    But there's no escaping that Woodward and Bernstein were talking to a largely Democrat audience -- an audience that believes the necessity of its profession has been sharpened by Trump. They have gone from being the journalists reporting on a war to soldiers fighting in it.
    The "enemy," aka the President, has a big army behind him, and 96% of Trump supporters say they don't regret their vote last fall. It has only been 100 days, and disappointment takes longer than that to set in -- but Trump's level of support among his base is still surprising given that he has U-turned on many of the policies that won him states like Pennsylvania.
    Labeling China a currency manipulator is gone. Scrapping NAFTA is gone. Funding for a border wall has been delayed. Reform of Obamacare has been stymied. Far from putting America first in foreign affairs, the President has projected US force into Yemen, Syria and the Korean peninsula.
    In fact, after 100 days in office Trump looks less like the populist nationalist that parts of the press paint him as and more and more like a standard Republican -- albeit an incompetent one.
    What one policy survives as definitional to his presidency? Plans for a massive tax cut that, critics say, will largely benefit the rich and corporations. It will hopefully bring corporate wealth back from overseas and spur job growth in Pennsylvania, but it's far from the radical overhaul of the economic structure that Trump promised.
    Trump retains support, however, because he enjoys the same tribal passions that you'll find within the press. Consider this fascinating statistic: Last year, under Obama, only 39% of Republicans said tax levels were fair. Today the figure is 56%. It could be that simply by having a Republican in the White House, Republicans feel richer already.
    So this is American politics, trapped between partisan identities.
    Where does the middle lie? It's harder and harder to find -- not because it doesn't exist but because it is invisible.

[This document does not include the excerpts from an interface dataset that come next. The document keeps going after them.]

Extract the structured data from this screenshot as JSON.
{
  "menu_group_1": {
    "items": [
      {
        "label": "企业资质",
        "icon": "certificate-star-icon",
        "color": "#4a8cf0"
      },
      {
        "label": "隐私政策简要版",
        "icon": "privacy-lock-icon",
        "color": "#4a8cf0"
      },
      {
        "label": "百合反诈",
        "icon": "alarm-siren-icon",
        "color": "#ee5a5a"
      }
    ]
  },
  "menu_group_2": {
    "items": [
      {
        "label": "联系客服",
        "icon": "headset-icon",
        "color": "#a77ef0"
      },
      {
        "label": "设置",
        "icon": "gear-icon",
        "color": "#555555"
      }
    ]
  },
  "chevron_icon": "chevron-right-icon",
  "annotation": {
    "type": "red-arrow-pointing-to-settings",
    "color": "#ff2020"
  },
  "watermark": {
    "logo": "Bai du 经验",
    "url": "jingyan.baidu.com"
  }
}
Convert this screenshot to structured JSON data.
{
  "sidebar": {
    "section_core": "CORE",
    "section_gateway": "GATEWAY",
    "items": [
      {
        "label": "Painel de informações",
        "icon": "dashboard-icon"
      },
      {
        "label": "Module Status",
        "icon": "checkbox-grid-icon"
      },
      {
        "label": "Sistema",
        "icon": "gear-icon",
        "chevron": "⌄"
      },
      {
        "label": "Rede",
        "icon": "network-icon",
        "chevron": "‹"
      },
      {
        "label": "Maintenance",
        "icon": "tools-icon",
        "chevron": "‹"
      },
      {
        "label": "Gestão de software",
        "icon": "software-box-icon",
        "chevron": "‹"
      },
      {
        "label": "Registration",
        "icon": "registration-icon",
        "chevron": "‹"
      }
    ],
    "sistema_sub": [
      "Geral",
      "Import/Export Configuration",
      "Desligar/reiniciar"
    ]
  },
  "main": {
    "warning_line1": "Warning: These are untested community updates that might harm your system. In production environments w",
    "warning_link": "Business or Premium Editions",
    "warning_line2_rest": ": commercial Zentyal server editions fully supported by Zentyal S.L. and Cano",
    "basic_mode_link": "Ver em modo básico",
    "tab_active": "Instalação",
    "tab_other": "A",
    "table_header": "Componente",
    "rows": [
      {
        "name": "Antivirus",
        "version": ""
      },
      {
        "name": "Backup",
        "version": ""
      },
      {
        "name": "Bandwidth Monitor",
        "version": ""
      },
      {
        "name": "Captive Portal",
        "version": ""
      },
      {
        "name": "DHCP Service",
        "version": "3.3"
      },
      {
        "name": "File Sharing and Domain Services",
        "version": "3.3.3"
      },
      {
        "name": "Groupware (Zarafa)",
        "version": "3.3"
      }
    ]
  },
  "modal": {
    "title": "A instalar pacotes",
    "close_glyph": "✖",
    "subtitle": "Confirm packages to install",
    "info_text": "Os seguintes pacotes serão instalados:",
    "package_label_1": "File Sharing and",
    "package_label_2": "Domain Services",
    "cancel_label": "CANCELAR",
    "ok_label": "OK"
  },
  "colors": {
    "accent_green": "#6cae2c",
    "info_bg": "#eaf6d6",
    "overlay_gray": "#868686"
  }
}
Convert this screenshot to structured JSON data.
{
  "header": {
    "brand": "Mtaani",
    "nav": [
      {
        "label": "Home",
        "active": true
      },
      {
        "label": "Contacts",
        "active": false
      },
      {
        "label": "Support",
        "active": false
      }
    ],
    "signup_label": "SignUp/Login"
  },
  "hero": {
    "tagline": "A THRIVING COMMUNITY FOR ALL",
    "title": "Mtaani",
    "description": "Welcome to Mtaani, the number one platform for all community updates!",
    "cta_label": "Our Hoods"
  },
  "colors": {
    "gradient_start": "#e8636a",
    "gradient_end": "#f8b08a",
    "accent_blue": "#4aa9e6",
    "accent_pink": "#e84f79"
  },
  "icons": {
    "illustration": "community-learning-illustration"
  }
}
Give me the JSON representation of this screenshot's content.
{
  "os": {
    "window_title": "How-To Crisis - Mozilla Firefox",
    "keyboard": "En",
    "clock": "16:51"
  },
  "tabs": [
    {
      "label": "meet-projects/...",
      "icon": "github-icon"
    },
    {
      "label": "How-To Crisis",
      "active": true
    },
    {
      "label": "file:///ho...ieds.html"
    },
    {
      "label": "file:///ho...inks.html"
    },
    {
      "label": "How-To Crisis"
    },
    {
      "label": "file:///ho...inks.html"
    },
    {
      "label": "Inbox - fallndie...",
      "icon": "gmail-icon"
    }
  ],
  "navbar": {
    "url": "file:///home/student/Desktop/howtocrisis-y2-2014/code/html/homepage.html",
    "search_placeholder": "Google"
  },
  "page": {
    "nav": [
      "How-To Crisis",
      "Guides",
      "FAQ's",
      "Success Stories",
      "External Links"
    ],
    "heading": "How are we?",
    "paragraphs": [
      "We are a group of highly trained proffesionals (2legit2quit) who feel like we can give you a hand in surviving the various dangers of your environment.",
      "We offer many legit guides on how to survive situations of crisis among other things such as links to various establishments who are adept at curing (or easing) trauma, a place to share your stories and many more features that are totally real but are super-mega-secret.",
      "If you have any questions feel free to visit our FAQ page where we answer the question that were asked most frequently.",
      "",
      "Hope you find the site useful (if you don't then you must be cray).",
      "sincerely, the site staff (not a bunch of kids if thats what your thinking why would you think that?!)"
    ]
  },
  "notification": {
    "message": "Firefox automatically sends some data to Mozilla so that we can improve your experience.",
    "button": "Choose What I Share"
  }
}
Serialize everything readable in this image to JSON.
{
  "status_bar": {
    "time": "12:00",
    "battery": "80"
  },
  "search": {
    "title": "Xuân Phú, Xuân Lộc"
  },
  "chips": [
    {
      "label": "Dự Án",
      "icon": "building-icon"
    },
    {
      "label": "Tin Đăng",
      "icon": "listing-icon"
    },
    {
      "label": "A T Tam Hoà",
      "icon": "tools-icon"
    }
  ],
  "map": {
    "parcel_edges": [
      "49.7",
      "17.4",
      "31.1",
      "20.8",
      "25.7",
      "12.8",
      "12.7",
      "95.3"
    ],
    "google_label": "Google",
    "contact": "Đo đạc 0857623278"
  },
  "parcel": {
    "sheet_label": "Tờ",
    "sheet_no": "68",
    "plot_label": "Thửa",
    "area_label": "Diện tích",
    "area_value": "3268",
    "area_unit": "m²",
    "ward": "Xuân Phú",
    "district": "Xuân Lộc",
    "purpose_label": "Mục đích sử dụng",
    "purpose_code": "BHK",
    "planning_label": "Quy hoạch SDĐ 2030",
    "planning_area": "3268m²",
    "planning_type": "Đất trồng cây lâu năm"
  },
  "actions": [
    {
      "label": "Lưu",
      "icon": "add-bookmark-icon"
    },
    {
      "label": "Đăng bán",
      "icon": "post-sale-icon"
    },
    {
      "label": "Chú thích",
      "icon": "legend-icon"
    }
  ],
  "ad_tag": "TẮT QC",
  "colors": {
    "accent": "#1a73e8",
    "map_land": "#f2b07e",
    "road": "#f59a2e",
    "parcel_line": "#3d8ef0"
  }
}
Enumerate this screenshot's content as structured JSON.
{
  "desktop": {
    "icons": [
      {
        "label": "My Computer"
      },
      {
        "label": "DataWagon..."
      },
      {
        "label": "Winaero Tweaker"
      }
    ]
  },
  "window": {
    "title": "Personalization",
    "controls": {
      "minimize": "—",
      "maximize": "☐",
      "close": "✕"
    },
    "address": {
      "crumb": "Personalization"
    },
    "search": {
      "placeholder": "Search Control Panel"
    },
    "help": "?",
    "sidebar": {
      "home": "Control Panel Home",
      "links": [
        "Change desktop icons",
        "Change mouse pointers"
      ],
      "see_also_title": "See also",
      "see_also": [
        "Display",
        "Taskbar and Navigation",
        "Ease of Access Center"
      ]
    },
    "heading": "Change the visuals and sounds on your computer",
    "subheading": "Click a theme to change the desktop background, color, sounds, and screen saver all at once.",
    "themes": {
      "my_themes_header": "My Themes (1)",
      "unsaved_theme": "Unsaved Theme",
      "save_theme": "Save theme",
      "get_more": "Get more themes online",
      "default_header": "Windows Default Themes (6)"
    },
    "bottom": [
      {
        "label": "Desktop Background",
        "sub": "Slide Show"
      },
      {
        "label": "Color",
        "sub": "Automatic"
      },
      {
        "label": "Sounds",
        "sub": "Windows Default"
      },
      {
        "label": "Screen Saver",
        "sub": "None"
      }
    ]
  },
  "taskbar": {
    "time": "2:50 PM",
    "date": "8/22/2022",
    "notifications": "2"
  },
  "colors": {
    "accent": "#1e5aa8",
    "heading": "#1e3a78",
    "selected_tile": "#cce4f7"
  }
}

    If the press won't speak to it and the parties won't represent it, there's a risk that the true world beyond Washington -- the world uninterested in both correspondents' dinners and Make America Great Again rallies -- becomes a country apart.